One side said that the perpetrators were common criminals who were attempting to hijack a peaceful religion for their own purposes. The other side said the perpetrators were following traditional Islamic guidance in carrying out defensive jihad. This book is my attempt to explain the answer I found. Its tone is polemical rather than scholarly and I make no apology for that.

My argument is that the perpetrators are mass murderers in the eyes of Western law, and in the West there is no disagreement on that conclusion. Under Islamic law, the answer is more complicated. There is some Muslim opinion that the perpetrators violated some details of Islamic law. The crucial fact is that, under Islamic law, their actions in killing infidels were legal. The Islamic world is not seeking to prosecute them for 9/11.

America has not always been on the right side of ethical issues, starting with slavery and women’s rights. But in this fight between the ideology of liberal democracy and the ideology of Islamic supremacy, we are on the right side.

I am attempting to make the argument that our foreign and domestic policies regarding Islam need revision. At the very minimum we must understand that war has been declared against us by people who represent a significant part of Islam and that this declaration is supported in Islamic law.

I argue that certain elements of our national character cause us to misperceive the nature of Islam. This misperception can have catastrophic consequences, including global war between Christianity and Islam.

We need to realize that traditional Islam and liberal democracy are incompatible ideologies that are destined to compete. I argue that one cannot be a pious traditional Muslim and be loyal to the liberal democratic tradition of America. I say this to bring full daylight to a fact that has been shoved into shadow. If we must be enemies, let’s at least know why. I am proposing that America should confront the political ideology of traditional Islam as we did the ideologies of communism and national socialism. The fact that this political ideology is embedded in a religion should not deter us. Confrontation now may avoid a conflagration later.

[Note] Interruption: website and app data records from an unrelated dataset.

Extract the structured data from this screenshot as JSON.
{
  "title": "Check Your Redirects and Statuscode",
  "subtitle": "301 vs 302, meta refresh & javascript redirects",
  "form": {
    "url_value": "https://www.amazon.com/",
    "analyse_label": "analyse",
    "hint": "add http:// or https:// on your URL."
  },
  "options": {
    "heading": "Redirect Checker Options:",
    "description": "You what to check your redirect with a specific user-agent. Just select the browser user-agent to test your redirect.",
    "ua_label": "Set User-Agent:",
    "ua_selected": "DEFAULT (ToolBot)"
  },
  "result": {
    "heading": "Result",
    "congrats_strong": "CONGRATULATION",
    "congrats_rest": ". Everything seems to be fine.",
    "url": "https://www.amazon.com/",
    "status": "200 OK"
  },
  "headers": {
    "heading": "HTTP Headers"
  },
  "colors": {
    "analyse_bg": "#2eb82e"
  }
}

Acknowledging this incompatibility and competition is the first step toward avoiding all-out war. Identifying traditional Islamic theology as the opposite of liberal democracy warns Muslims about the possible ramifications of supporting the global jihad. This warning could possibly light a fire under attempts at Islamic reform that could produce a compatible form of Islam.

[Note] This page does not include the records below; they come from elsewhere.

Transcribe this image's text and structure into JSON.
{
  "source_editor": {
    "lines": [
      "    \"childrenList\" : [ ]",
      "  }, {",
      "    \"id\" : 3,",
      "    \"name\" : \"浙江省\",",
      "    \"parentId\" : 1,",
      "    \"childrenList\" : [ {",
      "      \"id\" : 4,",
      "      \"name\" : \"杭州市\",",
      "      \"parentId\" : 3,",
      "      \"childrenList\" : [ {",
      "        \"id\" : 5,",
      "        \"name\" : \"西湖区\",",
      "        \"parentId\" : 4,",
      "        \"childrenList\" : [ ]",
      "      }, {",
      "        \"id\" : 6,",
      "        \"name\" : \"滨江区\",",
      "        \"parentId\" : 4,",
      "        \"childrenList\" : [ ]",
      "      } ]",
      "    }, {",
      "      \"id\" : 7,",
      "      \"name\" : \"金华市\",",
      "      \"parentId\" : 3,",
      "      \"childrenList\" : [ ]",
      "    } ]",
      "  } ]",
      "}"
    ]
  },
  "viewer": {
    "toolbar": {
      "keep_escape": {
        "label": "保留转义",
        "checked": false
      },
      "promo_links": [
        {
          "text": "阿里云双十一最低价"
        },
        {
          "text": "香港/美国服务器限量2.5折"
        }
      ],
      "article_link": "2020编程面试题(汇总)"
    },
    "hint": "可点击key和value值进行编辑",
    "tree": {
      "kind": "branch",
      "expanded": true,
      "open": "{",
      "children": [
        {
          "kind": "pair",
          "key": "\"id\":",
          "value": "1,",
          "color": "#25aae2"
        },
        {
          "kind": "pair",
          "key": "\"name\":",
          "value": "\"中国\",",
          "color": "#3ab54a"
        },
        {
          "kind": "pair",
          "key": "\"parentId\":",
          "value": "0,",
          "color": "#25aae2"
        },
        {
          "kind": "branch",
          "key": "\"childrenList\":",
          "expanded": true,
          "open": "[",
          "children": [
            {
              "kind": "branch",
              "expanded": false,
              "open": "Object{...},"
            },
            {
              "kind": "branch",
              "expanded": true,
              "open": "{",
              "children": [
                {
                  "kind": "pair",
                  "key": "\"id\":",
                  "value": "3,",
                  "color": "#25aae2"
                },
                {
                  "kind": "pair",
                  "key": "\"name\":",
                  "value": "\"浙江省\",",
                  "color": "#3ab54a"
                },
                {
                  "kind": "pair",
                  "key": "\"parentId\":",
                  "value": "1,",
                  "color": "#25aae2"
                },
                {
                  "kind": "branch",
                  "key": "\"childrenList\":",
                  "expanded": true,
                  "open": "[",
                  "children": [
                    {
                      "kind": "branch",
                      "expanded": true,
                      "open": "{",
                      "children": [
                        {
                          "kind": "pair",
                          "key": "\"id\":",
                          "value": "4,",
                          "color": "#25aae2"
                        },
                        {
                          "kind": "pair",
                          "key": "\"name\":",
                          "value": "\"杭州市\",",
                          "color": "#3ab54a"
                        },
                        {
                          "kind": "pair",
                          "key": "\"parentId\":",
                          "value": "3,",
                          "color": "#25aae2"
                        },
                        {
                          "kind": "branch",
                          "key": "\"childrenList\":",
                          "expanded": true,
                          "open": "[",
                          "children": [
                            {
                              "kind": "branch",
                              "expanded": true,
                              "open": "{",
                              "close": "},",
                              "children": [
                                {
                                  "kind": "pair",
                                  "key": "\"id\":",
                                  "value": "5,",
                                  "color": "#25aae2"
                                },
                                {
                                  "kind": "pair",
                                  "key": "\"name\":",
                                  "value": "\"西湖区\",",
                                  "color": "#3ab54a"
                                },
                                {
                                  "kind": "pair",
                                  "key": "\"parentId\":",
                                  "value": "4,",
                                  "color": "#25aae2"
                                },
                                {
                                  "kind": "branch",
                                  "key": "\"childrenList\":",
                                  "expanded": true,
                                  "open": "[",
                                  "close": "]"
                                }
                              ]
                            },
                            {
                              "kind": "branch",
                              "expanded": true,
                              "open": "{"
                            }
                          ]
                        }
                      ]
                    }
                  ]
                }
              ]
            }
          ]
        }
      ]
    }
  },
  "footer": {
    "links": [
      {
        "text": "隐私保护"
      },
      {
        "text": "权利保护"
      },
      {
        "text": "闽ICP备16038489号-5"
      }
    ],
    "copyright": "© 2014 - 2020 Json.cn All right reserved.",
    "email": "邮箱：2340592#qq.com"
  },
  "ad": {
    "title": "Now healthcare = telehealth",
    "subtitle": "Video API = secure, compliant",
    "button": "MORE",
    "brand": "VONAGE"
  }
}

I predict the defeat of traditional Islam in the long run because the more exposure traditional Islam has worldwide, the more it will be understood in detail. The world will not accept the doctrine of Islamic supremacy and subjugation through jihad. An Islam without the body of Islamic law that supports those two doctrines is not traditional Islam, and no threat to anyone. The Islamic world and the Western world can agree to disagree about many things but not about supremacy.

My secondary argument is that our response to an Islamic challenge could well result in vastly expanded Christian political dominance in America. Further weakening of the separation between religion and state is the last thing America needs. The most clear-eyed evaluators of Islam come from the conservative segment of Christian America. If secular America fails to step up and recognize the incompatibility of the Islamic ideology, Christian America certainly will.

Neither secular liberal democracy nor Christianity can co-exist with equality in one state with traditional Islam. Some alert Christians know this, most secular liberal democrats do not.

I want to see America emerge from this conflict a tolerant society with a secular government that protects only those religions that accept the terms of liberal democracy.

Trying to incorporate an incompatible ideology into our democracy is not the way to get there.

Jan McDaniel

The book is available at:, and at